The Bengals have so far run a surprisingly conservative offense seemingly designed around keeping Joe Burrow from getting killed. They had one of the league's highest pass rates over expectation while Burrow was healthy last year, and that has been reversed this season as they rank in the league's bottom five.
Burrow threw only 18 passes last week against Pittsburgh, though he was notably not sacked -- just the third time in 13 career starts that has been the case for the second-year QB. (The previous two times were against the pass-rush-deficient Titans in Week 8 of last season and against Washington in Week 11, when he left early due to his season-ending ACL tear.) He'd been sacked five teams in each of the first two games this season, giving him a 14.7 percent sack rate that was more than double what it was last season. That number is down to a more manageable but still quite scary 11.8 percent after the sack-free game a week ago.

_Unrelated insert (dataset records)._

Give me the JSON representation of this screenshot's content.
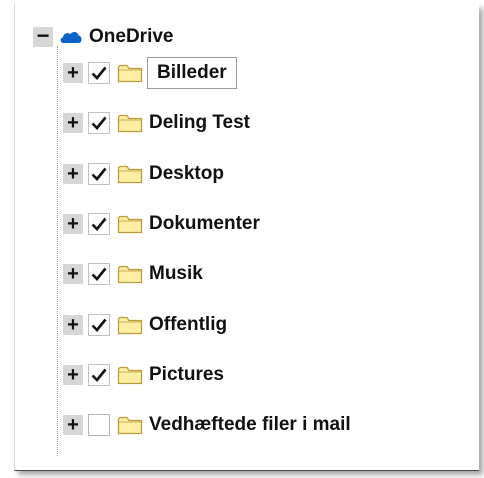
{
  "tree": {
    "root": {
      "label": "OneDrive",
      "toggle": "−",
      "icon": "onedrive-cloud-icon",
      "icon_color": "#0a64c8"
    },
    "children": [
      {
        "label": "Billeder",
        "toggle": "+",
        "checked": true,
        "focused": true
      },
      {
        "label": "Deling Test",
        "toggle": "+",
        "checked": true,
        "focused": false
      },
      {
        "label": "Desktop",
        "toggle": "+",
        "checked": true,
        "focused": false
      },
      {
        "label": "Dokumenter",
        "toggle": "+",
        "checked": true,
        "focused": false
      },
      {
        "label": "Musik",
        "toggle": "+",
        "checked": true,
        "focused": false
      },
      {
        "label": "Offentlig",
        "toggle": "+",
        "checked": true,
        "focused": false
      },
      {
        "label": "Pictures",
        "toggle": "+",
        "checked": true,
        "focused": false
      },
      {
        "label": "Vedhæftede filer i mail",
        "toggle": "+",
        "checked": false,
        "focused": false
      }
    ]
  },
  "colors": {
    "folder_fill": "#fdeea3",
    "folder_stroke": "#b89a3a",
    "check": "#111111",
    "toggle_bg": "#d6d6d6"
  }
}
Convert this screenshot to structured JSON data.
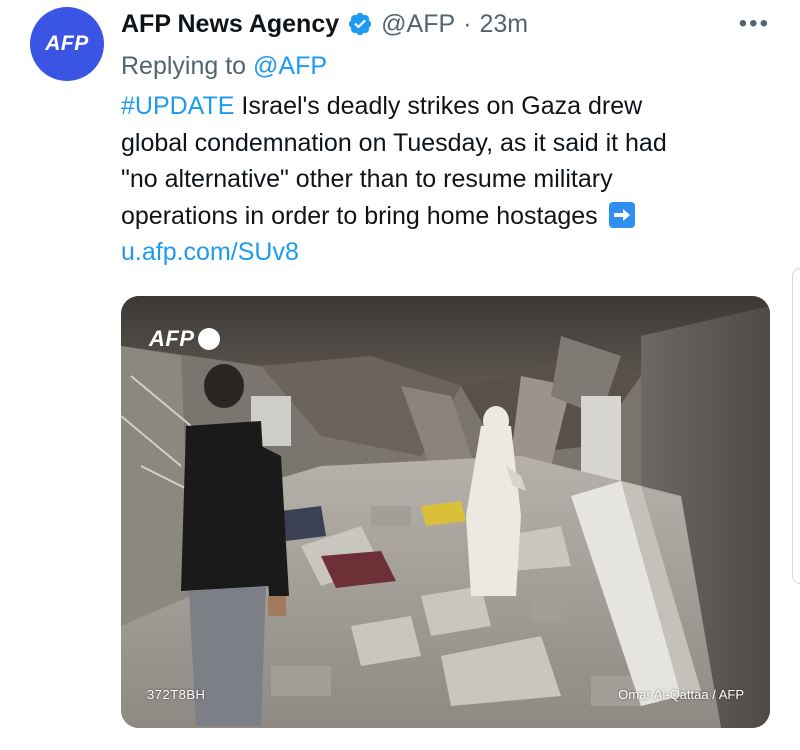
{
  "tweet": {
    "author": {
      "avatar_text": "AFP",
      "display_name": "AFP News Agency",
      "verified_icon": "verified-badge-icon",
      "handle": "@AFP",
      "separator": "·",
      "timestamp": "23m"
    },
    "more_label": "•••",
    "reply": {
      "prefix": "Replying to",
      "mention": "@AFP"
    },
    "body": {
      "hashtag": "#UPDATE",
      "line1_rest": " Israel's deadly strikes on Gaza drew",
      "line2": "global condemnation on Tuesday, as it said it had",
      "line3": "\"no alternative\" other than to resume military",
      "line4": "operations in order to bring home hostages",
      "arrow_icon": "right-arrow-emoji-icon",
      "link": "u.afp.com/SUv8"
    },
    "media": {
      "watermark": "AFP",
      "photo_id": "372T8BH",
      "credit": "Omar Al-Qattaa / AFP"
    }
  },
  "colors": {
    "accent": "#1d9bf0",
    "avatar_bg": "#3a55e3",
    "secondary_text": "#536471",
    "primary_text": "#0f1419"
  }
}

Burrow still has a very strong group of weapons around him, and that's the case regardless of whether Tee Higgins can get back on the field for this game. (Update: He was ruled out on Wednesday.) Rookie wideout Ja'Marr Chase has overcome his preseason case of the dropsies to catch 11 passes for 220 yards and four touchdowns in the first three games of his career, and he's scored at least once in every game. Tyler Boyd is doing his usual work in the slot, and Auden Tate is one of the NFL's more underrated No. 4 wideouts, capable of filling in when one of the starters is out of the lineup. With Joe Mixon and rookie Chris Evans coming out of the backfield, Burrow also has solid checkdown options available to him.
The Jags have been thrown on by every opponent so far, allowing Tyrod Taylor, Teddy Bridgewater, and Kyler Murray to scorch them to the tune of 75 of 101 for 907 yards, four touchdowns, and one interception. (They also allowed 60 yards rushing and another touchdown on the ground.) They have been far better against the run (3.4 yards per carry allowed), so if there were ever a time for the Bengals to begin putting more on Burrow's plate, this would seemingly be it. They might even be able to get away from the quick-game-only stuff because Jacksonville has not gotten much in the way of pressure on opposing QBs, in addition to the issues they've had in the secondary.
Prediction: Bengals 27, Jaguars 17